* Task goal
The answer should consist of each line from the data below that includes "document".

* Data extract
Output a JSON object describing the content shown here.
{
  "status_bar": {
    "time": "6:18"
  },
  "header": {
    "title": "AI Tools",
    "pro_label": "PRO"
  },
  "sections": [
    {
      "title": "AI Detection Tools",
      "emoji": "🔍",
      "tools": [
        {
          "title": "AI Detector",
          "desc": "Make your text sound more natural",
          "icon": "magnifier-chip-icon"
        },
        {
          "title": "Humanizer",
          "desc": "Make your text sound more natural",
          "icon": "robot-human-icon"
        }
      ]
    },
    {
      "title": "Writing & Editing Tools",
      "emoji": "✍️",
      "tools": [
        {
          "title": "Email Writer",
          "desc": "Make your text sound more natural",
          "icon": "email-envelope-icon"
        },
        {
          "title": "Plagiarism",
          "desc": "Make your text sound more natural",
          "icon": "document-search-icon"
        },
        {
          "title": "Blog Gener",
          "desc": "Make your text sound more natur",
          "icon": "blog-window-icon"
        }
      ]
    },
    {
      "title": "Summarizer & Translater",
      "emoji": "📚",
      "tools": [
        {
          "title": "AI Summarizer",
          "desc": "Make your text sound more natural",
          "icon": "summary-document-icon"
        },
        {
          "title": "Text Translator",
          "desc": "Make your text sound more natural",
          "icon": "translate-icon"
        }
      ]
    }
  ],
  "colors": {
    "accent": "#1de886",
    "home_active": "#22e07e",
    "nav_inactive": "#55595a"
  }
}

* Exercise output
          "icon": "document-search-icon"
          "icon": "summary-document-icon"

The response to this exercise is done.